“…An independent director is defined as someone who is not a member of management (a non-executive director) and who:
– is not a substantial shareholder of the company, or otherwise associated directly or indirectly with a substantial shareholder of the company;
– has not been employed previously in an executive capacity by the company;
– is not an original founder of the company;
– is not a principal of a professional adviser to the company;
– is not a significant supplier or customer of the company, or otherwise associated directly or indirectly with a significant supplier or customer of the company;
– has no significant contractual relationship with the company, outside of their directorship;
– is free from any interest or relationship, which could, or could reasonably be perceived to, materially interfere with the director’s ability to act in the best interests of the company.”
Given these criteria, it was little surprise that PBL rated a meagre two stars in Newcastle Uni’s survey and Ecorp a lowly one star.
Under this definition, none of the directors of Ecorp would be considered to be “independent” because they are all employees or directors of the major shareholder, PBL.
Similarly, just about all of the 12-person board of PBL would be considered “non-independent” under this definition – aside from the Packers, most are either current or former senior executives, with the former CEO of Ernst & Young thrown in to boot.
Perhaps a case could be made for Sir Laurence Muir and Rowena Danziger as being independent, but sticklers would point to their long personal history with the Packers as something that might rule them out on the “independence” test.
Again, this is not to suggest anything untoward or that they are derelict in their duties.
But if you look at the boards of PBL and Ecorp and ask who can be absolutely relied on to “fulfill [the board’s] objective oversight role and hold management accountable to shareholders”, the answer is probably “none of them”.
Having raised the question of board composition at the Ecorp AGM and getting no satisfaction that it would change, I missed the chance to raise it at PBL because Jamie didn’t invite debate on the vote to re-elect directors!
Record long meetings
Shareholders probably set a new record for combined length of Ecorp and PBL meetings this year – both meetings going about 50 minutes each.

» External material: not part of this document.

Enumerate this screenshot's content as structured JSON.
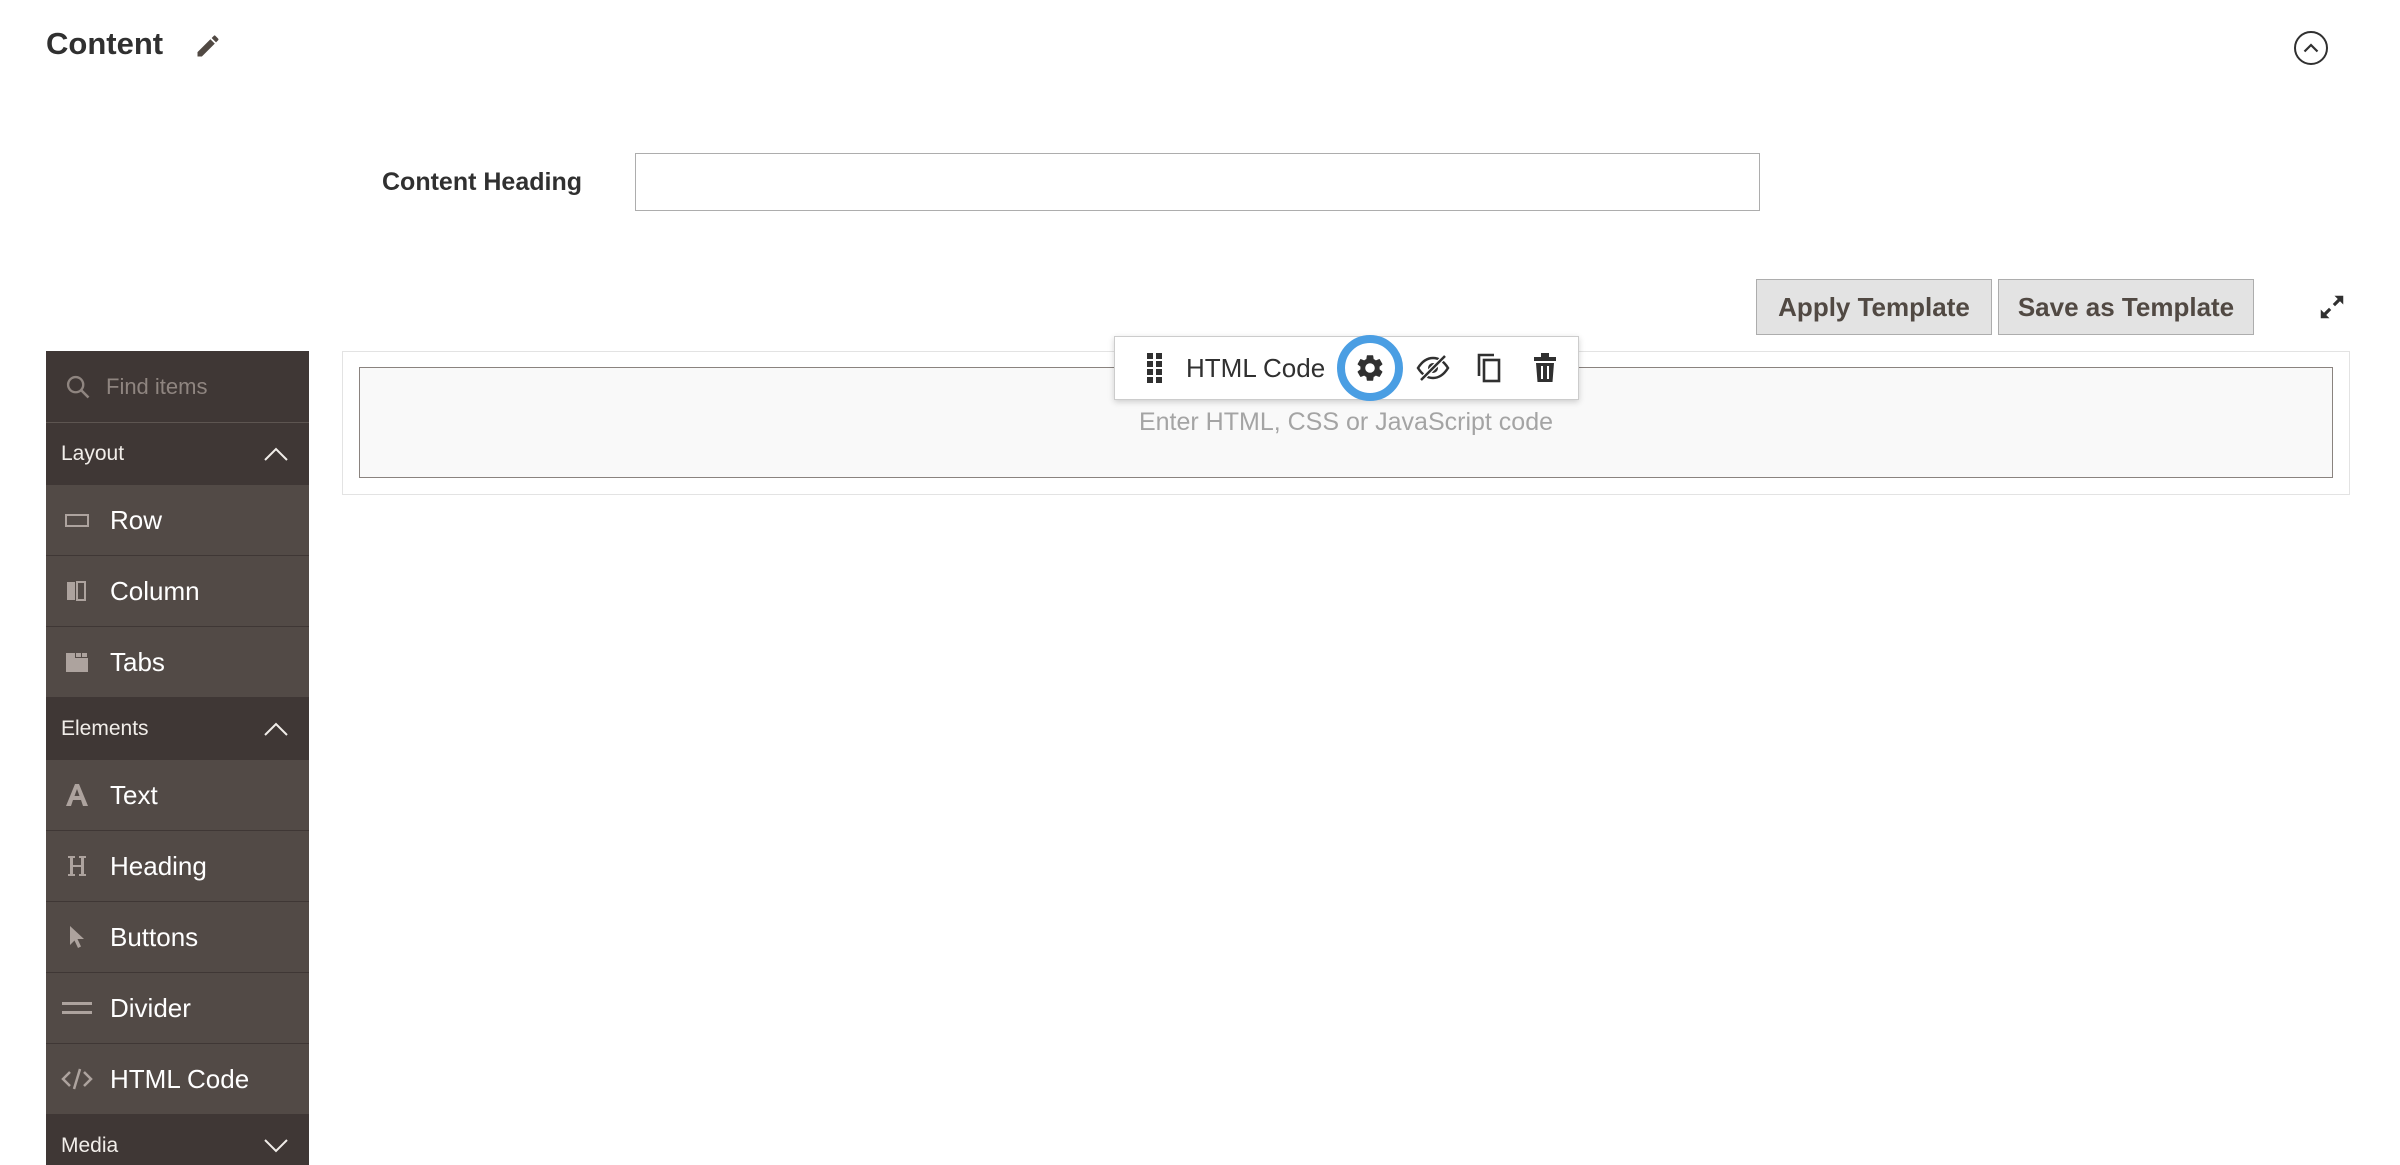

In both meetings yours truly had about 10 or so questions – with similar issues raised at the two meetings – and at both meetings the chairmen asked me to sit down to give others a turn, a polite request I was more than happy to abide by.
The chairmen certainly didn’t do anything to unnecessarily drag the meetings out.

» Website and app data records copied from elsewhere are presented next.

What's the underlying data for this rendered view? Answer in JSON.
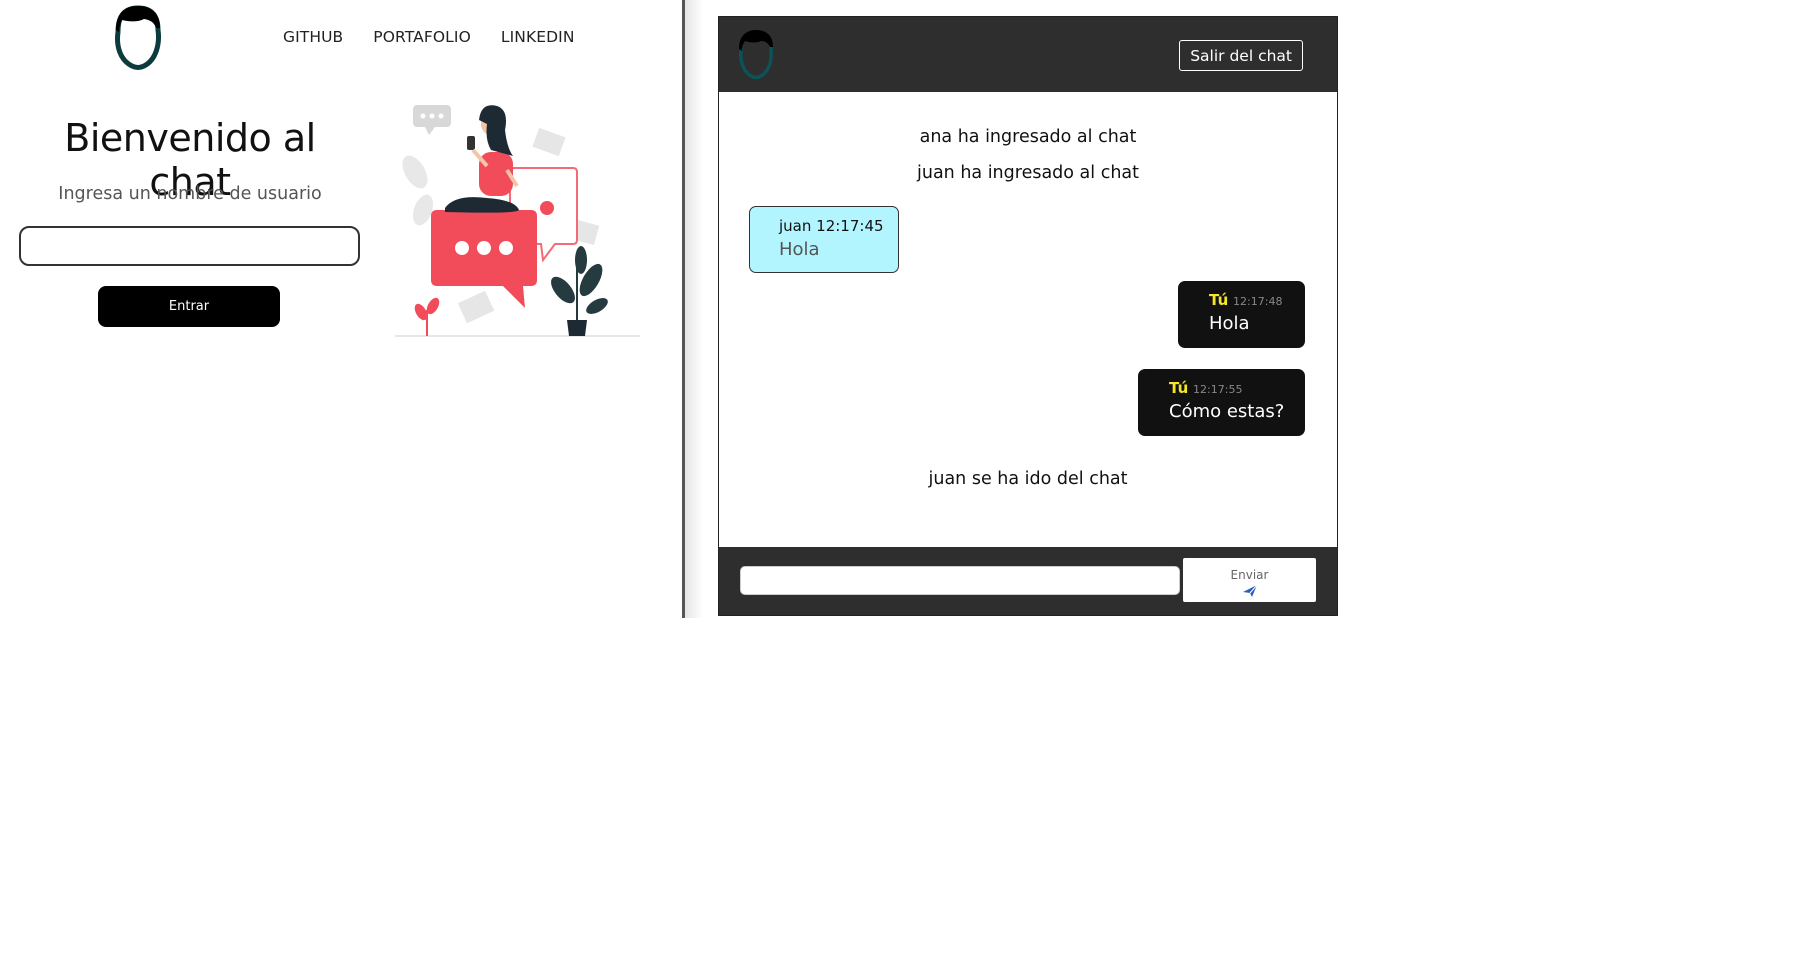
{
  "nav": {
    "items": [
      "GITHUB",
      "PORTAFOLIO",
      "LINKEDIN"
    ]
  },
  "login": {
    "title": "Bienvenido al chat",
    "subtitle": "Ingresa un nombre de usuario",
    "username_value": "",
    "enter_label": "Entrar"
  },
  "chat": {
    "exit_label": "Salir del chat",
    "messages": [
      {
        "kind": "system",
        "text": "ana ha ingresado al chat"
      },
      {
        "kind": "system",
        "text": "juan ha ingresado al chat"
      },
      {
        "kind": "other",
        "author": "juan",
        "time": "12:17:45",
        "text": "Hola"
      },
      {
        "kind": "mine",
        "author": "Tú",
        "time": "12:17:48",
        "text": "Hola"
      },
      {
        "kind": "mine",
        "author": "Tú",
        "time": "12:17:55",
        "text": "Cómo estas?"
      },
      {
        "kind": "system",
        "text": "juan se ha ido del chat"
      }
    ],
    "input_value": "",
    "send_label": "Enviar"
  },
  "colors": {
    "header_bg": "#2e2e2e",
    "other_bubble": "#b2f5ff",
    "mine_bubble": "#111111",
    "mine_author": "#f5e62a",
    "logo_outline": "#0b3b3d"
  },
  "icons": [
    "face-logo-icon",
    "send-arrow-icon"
  ]
}
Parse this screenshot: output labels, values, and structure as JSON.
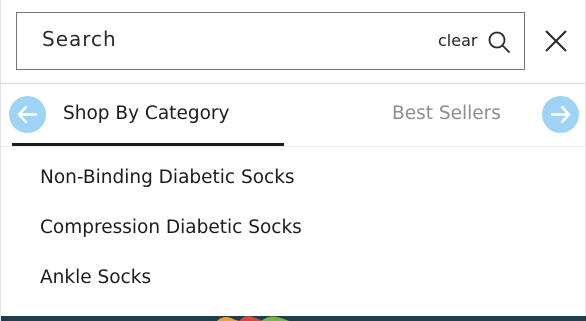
{
  "search": {
    "placeholder": "Search",
    "clear_label": "clear",
    "search_icon": "search-icon",
    "close_icon": "close-icon"
  },
  "tabs": [
    {
      "label": "Shop By Category",
      "active": true
    },
    {
      "label": "Best Sellers",
      "active": false
    }
  ],
  "nav": {
    "prev_icon": "arrow-left-icon",
    "next_icon": "arrow-right-icon"
  },
  "categories": [
    {
      "label": "Non-Binding Diabetic Socks"
    },
    {
      "label": "Compression Diabetic Socks"
    },
    {
      "label": "Ankle Socks"
    }
  ],
  "colors": {
    "arrow_bg": "#9fd3f3",
    "active_tab": "#1c1c1c",
    "inactive_tab": "#8d8d8d",
    "footer_bar": "#1e3d4f"
  }
}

At Ecorp, the speeches from Yates and Deans went about 15 minutes – combined!
At PBL, the chairman’s speech went about 10 minutes, and CEO Peter Yates didn’t deliver an address! This is again somewhat unique, although James’ position as “executive chairman” probably explains it.
One bloke at Ecorp – who introduced himself as being from Deloittes – actually said their strong connections with PBL wasn’t such a bad thing – that was the reason he invested.
The next speaker, who had kindly given yours truly a proxy to the Ecorp meeting, adroitly noted that unlike the previous speaker he “wasn’t pitching for business” and raised a cracker of a question.
He asked Ecorp CEO Alison Deans which firm had done the valuation on the $120m sale of the company’s eBay business.
She didn’t know!
Fancy that, hey?
Highlight of the day was a lady who noted the gender imbalance on the board of PBL – largely made up of middle aged and elderly men.
She said that given that the majority of the company’s consumers were women, there should be a few more females on the board – instead the PBL board looked more like it could be a company selling Viagara!